• _Exercise_
Below are records to write out again, exactly as they read.

• _Data to use_
....
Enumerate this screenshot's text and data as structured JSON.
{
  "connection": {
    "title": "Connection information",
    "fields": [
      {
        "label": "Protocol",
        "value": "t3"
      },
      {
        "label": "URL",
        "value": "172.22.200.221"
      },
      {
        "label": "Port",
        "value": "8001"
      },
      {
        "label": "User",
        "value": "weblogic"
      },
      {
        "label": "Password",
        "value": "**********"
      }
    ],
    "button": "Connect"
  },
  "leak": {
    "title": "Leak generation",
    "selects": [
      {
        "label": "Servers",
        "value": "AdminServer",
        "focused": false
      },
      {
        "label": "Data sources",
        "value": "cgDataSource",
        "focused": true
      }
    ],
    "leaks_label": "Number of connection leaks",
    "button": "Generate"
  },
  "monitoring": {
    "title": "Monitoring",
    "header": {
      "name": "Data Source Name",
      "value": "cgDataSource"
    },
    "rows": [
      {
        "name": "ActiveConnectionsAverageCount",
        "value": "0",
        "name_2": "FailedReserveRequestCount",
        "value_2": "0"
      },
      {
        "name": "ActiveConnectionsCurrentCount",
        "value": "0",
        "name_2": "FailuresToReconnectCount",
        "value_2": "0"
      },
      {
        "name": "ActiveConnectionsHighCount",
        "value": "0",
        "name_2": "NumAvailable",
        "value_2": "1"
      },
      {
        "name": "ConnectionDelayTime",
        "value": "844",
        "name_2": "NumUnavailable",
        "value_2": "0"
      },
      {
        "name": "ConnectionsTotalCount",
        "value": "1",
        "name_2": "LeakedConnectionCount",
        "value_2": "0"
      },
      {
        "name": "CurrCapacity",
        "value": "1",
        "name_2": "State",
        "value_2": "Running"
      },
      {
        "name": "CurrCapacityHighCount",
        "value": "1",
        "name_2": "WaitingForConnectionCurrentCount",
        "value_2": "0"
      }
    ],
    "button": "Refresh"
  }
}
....
• _Solution to the problem_
Enumerate this screenshot's text and data as structured JSON.
{
  "connection": {
    "title": "Connection information",
    "fields": [
      {
        "label": "Protocol",
        "value": "t3"
      },
      {
        "label": "URL",
        "value": "172.22.200.221"
      },
      {
        "label": "Port",
        "value": "8001"
      },
      {
        "label": "User",
        "value": "weblogic"
      },
      {
        "label": "Password",
        "value": "**********"
      }
    ],
    "button": "Connect"
  },
  "leak": {
    "title": "Leak generation",
    "selects": [
      {
        "label": "Servers",
        "value": "AdminServer",
        "focused": false
      },
      {
        "label": "Data sources",
        "value": "cgDataSource",
        "focused": true
      }
    ],
    "leaks_label": "Number of connection leaks",
    "button": "Generate"
  },
  "monitoring": {
    "title": "Monitoring",
    "header": {
      "name": "Data Source Name",
      "value": "cgDataSource"
    },
    "rows": [
      {
        "name": "ActiveConnectionsAverageCount",
        "value": "0",
        "name_2": "FailedReserveRequestCount",
        "value_2": "0"
      },
      {
        "name": "ActiveConnectionsCurrentCount",
        "value": "0",
        "name_2": "FailuresToReconnectCount",
        "value_2": "0"
      },
      {
        "name": "ActiveConnectionsHighCount",
        "value": "0",
        "name_2": "NumAvailable",
        "value_2": "1"
      },
      {
        "name": "ConnectionDelayTime",
        "value": "844",
        "name_2": "NumUnavailable",
        "value_2": "0"
      },
      {
        "name": "ConnectionsTotalCount",
        "value": "1",
        "name_2": "LeakedConnectionCount",
        "value_2": "0"
      },
      {
        "name": "CurrCapacity",
        "value": "1",
        "name_2": "State",
        "value_2": "Running"
      },
      {
        "name": "CurrCapacityHighCount",
        "value": "1",
        "name_2": "WaitingForConnectionCurrentCount",
        "value_2": "0"
      }
    ],
    "button": "Refresh"
  }
}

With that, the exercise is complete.